EXERCISE INPUTS

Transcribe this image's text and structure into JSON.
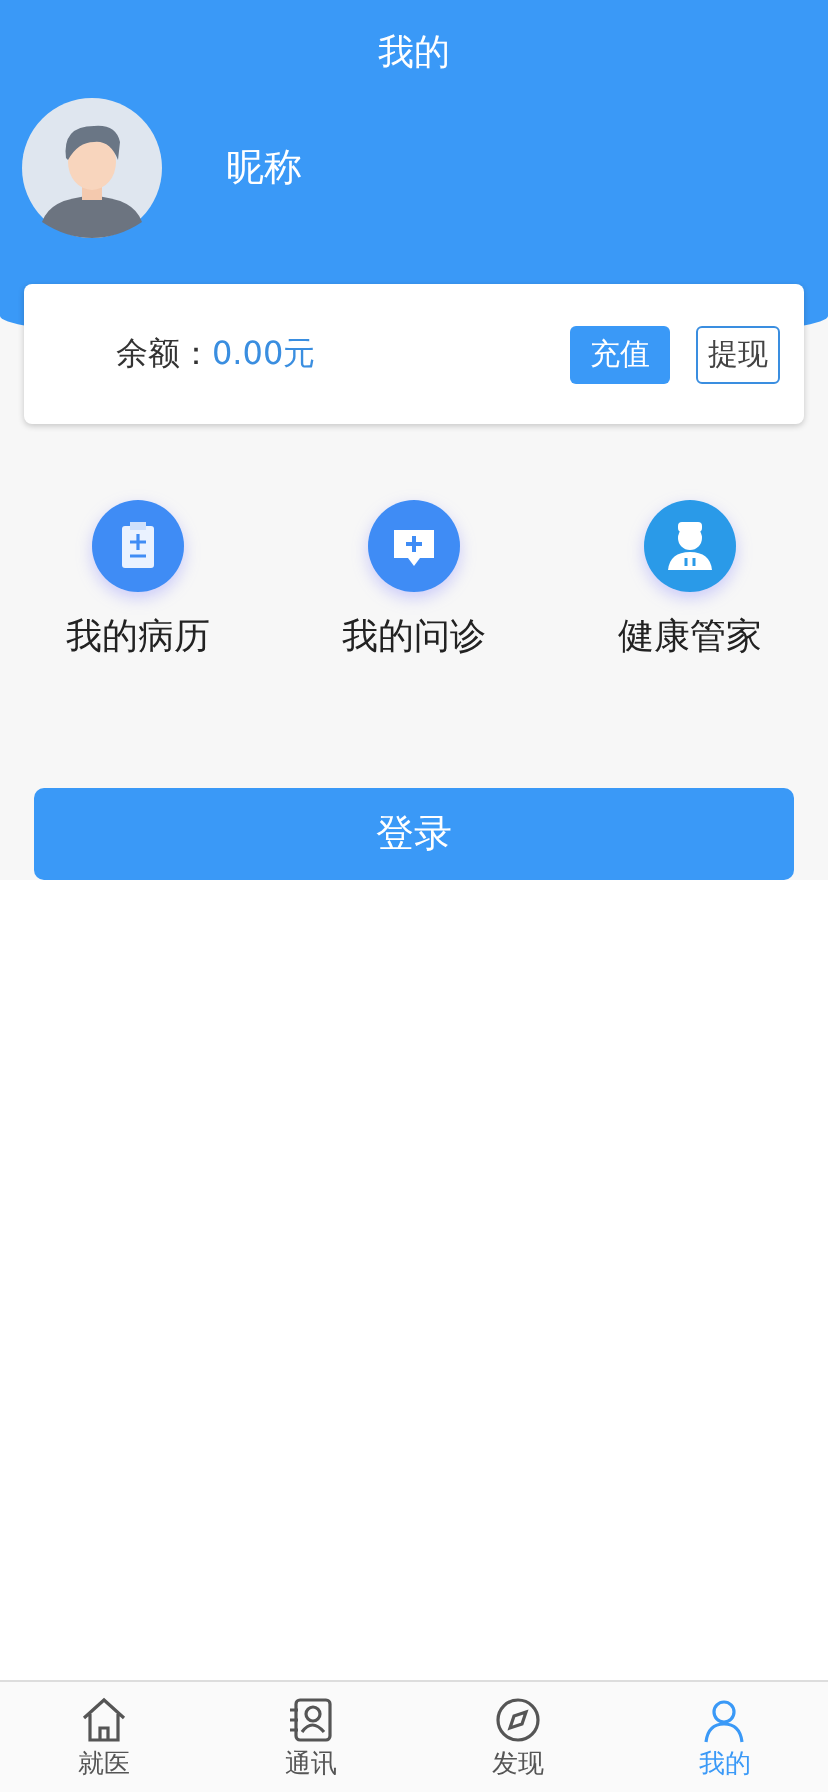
{
  "header": {
    "title": "我的"
  },
  "profile": {
    "nickname": "昵称"
  },
  "balance": {
    "label": "余额：",
    "amount": "0.00元",
    "buttons": [
      {
        "kind": "primary",
        "label": "充值"
      },
      {
        "kind": "outline",
        "label": "提现"
      }
    ]
  },
  "shortcuts": [
    {
      "kind": "record",
      "label": "我的病历"
    },
    {
      "kind": "consult",
      "label": "我的问诊"
    },
    {
      "kind": "doctor",
      "label": "健康管家"
    }
  ],
  "login_button": "登录",
  "tabs": [
    {
      "kind": "home",
      "label": "就医",
      "selected": false
    },
    {
      "kind": "contacts",
      "label": "通讯",
      "selected": false
    },
    {
      "kind": "discover",
      "label": "发现",
      "selected": false
    },
    {
      "kind": "me",
      "label": "我的",
      "selected": true
    }
  ]
}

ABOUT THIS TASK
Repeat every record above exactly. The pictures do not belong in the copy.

ANSWER SPACE
Transcribe this image's text and structure into JSON.
{
  "header": {
    "title": "我的"
  },
  "profile": {
    "nickname": "昵称"
  },
  "balance": {
    "label": "余额：",
    "amount": "0.00元",
    "buttons": [
      {
        "kind": "primary",
        "label": "充值"
      },
      {
        "kind": "outline",
        "label": "提现"
      }
    ]
  },
  "shortcuts": [
    {
      "kind": "record",
      "label": "我的病历"
    },
    {
      "kind": "consult",
      "label": "我的问诊"
    },
    {
      "kind": "doctor",
      "label": "健康管家"
    }
  ],
  "login_button": "登录",
  "tabs": [
    {
      "kind": "home",
      "label": "就医",
      "selected": false
    },
    {
      "kind": "contacts",
      "label": "通讯",
      "selected": false
    },
    {
      "kind": "discover",
      "label": "发现",
      "selected": false
    },
    {
      "kind": "me",
      "label": "我的",
      "selected": true
    }
  ]
}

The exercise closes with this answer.